One of China’s two stock exchanges has obtained approval for a merger of its boards as part of broader efforts to reform the country’s capital markets.
On 5 February the China Securities Regulatory Commission (CSRC) announced the approval of the merger of the main board and the small and medium-sized enterprise (SME) boards of the Shenzhen Stock Exchange (SZSE).
CSRC said that the merger of the two boards was a “key measure for comprehensive deepening of capital market reforms,” and that it would guide the SZSE in effectively coordinating regulations during the process.
As of the end of January 2021 the SZSE main board was host to 468 listed companies with an average PE ratio of 21.84, while the SME Board was host to 1000 listed companies with an average PE ratio of 36.34.
Domestic analysts said that the merger of the two boards was unlikely to have material impacts upon the valuation or liquidity of their shares, accurate market expansion or impede financing for Chinese SME’s.

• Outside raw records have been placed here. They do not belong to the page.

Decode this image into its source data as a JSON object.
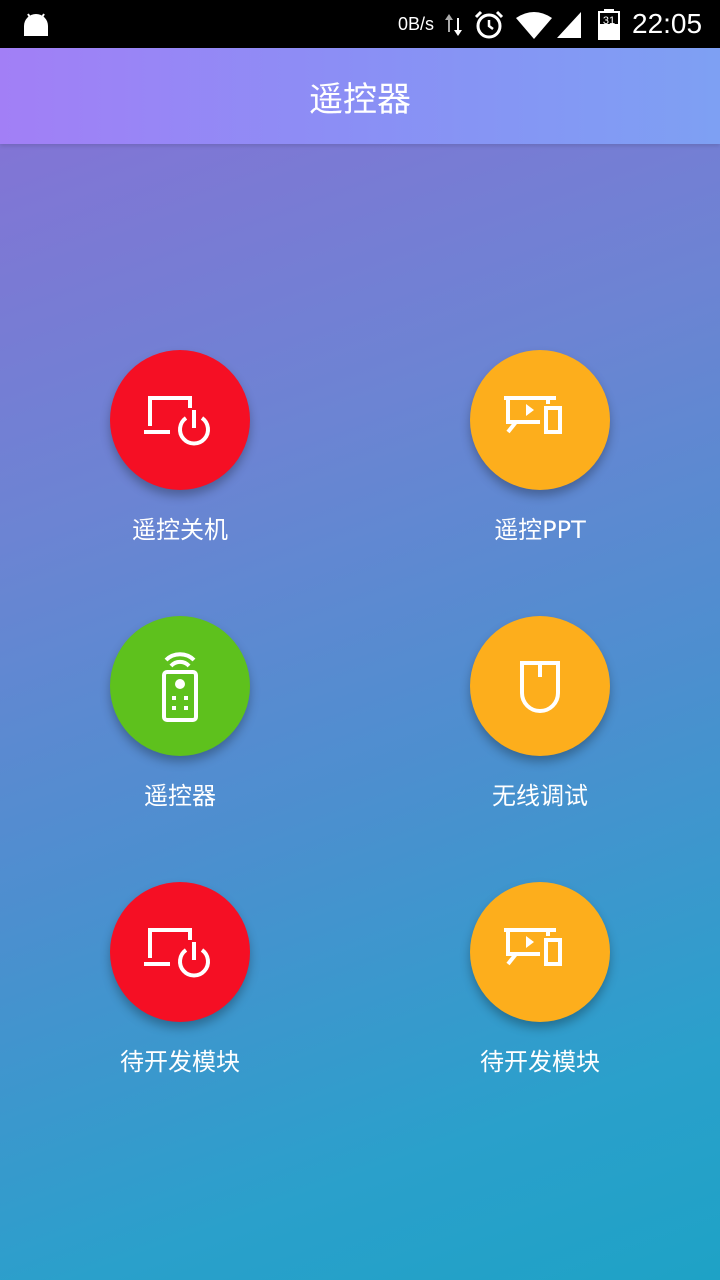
{
  "status_bar": {
    "net_speed": "0B/s",
    "battery_level": "31",
    "time": "22:05"
  },
  "app_bar": {
    "title": "遥控器"
  },
  "grid": {
    "items": [
      {
        "label": "遥控关机",
        "icon": "laptop-power-icon",
        "color": "#f50f24"
      },
      {
        "label": "遥控PPT",
        "icon": "presentation-phone-icon",
        "color": "#fdae1c"
      },
      {
        "label": "遥控器",
        "icon": "remote-control-icon",
        "color": "#5ec11d"
      },
      {
        "label": "无线调试",
        "icon": "mouse-icon",
        "color": "#fdae1c"
      },
      {
        "label": "待开发模块",
        "icon": "laptop-power-icon",
        "color": "#f50f24"
      },
      {
        "label": "待开发模块",
        "icon": "presentation-phone-icon",
        "color": "#fdae1c"
      }
    ]
  }
}
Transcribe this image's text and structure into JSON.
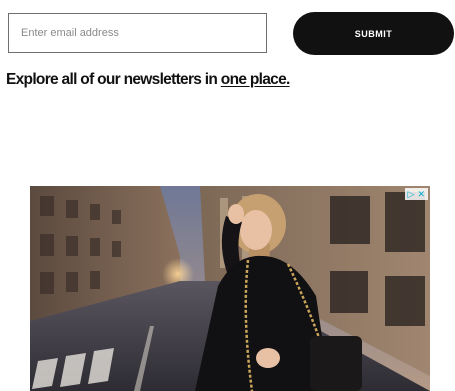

The SZSE was first founded in December 1990. The SME Board was stablished in May 2004, and in October 2009 the ChiNext board was added, to cater to the financing needs of Chinese tech companies.